Four special seasons by four outstanding players made some of the voting for this season's All-NBA teams pretty easy.
James Harden of the Houston Rockets, Russell Westbrook of the Oklahoma City Thunder, LeBron James of the Cleveland Cavaliers and Kawhi Leonard of the San Antonio Spurs are all MVP candidates and were simple choices as four of the top five players in the league this season.
The voters pretty much agreed, although only 96 of 100 voted for Leonard, while LeBron and Westbrook each had one holdout.
Meanwhile, Harden's candidacy for the first team was the only one that received unanimous support, as all 100 voters penciled him in for the honor.
No doubt he was one of the league's five best players this season as he switched to point guard under new coach Mike D'Antoni and had career numbers, scoring 29.1 points per game and a dishing out a league-best 11.2 assists. His 8.1 rebounds per contest were a career best by two boards per game over last season.
Still, one of Harden's bosses had some grumbling about the voting.
That's Daryl Morey, the team's general manager, making a snide remark.
In his tweet, he says: "Happy @JHarden13 (James Harden) was able to bounce back from his tough 29/8/6 performance last season to prove again he is one of the 15 best NBA players."
This is a snide remark that The Beard deserved to make one of the three All-NBA teams last season, when he averaged 29.0 points, 7.5 assists and 6.1 rebounds for the Rockets. At the time, those numbers were all career highs for Harden.
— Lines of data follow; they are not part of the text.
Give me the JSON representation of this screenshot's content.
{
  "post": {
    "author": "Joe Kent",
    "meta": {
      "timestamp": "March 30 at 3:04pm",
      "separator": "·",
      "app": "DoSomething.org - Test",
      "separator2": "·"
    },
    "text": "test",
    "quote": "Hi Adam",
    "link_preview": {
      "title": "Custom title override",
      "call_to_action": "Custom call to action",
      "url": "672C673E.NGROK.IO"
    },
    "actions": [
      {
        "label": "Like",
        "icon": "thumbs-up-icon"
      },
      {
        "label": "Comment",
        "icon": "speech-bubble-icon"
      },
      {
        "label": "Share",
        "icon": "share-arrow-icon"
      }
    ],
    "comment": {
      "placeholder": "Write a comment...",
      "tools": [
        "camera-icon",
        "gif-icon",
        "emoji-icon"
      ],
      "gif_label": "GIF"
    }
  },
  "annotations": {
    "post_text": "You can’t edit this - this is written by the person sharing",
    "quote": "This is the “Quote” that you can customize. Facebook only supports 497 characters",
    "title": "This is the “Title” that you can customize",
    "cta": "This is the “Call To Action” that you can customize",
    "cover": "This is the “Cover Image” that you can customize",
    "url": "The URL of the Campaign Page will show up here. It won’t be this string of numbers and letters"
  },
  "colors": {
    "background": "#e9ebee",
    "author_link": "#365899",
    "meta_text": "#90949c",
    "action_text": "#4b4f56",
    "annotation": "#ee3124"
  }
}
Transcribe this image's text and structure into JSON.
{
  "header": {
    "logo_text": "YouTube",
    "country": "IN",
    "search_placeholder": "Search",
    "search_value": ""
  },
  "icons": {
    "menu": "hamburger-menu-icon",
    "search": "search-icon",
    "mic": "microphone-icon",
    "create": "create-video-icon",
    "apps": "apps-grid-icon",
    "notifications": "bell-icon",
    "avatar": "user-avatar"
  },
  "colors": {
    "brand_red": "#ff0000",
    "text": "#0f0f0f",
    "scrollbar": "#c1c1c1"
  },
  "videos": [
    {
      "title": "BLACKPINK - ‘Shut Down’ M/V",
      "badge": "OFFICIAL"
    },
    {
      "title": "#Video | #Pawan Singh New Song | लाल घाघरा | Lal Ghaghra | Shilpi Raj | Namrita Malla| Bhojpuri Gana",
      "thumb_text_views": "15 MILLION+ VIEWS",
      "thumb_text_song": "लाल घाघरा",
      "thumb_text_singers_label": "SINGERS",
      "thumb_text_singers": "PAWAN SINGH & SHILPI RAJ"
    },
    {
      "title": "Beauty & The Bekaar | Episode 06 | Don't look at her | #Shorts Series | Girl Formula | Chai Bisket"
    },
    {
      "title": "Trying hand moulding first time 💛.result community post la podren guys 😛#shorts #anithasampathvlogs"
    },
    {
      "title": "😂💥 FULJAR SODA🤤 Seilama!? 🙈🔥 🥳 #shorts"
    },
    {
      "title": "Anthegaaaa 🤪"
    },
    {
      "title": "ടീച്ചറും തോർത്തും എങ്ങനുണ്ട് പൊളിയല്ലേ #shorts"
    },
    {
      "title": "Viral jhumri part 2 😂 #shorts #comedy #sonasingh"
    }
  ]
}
Since joining the Rockets via trade before the 2012-13 season, Harden had made All-NBA teams every year up until last season. He gained a third-team selection in 2012-13, and earned first-team nods in 2013-14 and 2014-15. That streak ended last season as Houston had a bit of an uneven year, finishing 41-41 and losing in the first round to the Golden State Warriors in five games.
In addition, Harden's defense gained some internet infamy last year, as montages of his lack of effort began to pop up online.
Still, his offensive proficiency was so strong that it's pretty easy to make an argument that Harden belonged on one of the All-NBA teams.
Instead, voters picked Stephen Curry of the Golden State Warriors, Westbrook, Damian Lillard of the Portland Trail Blazers, Chris Paul of the Los Angeles Clippers, Klay Thompson of the Warriors and Kyle Lowry of the Toronto Raptors for the six guard spots on the three teams.
There was no debate this season.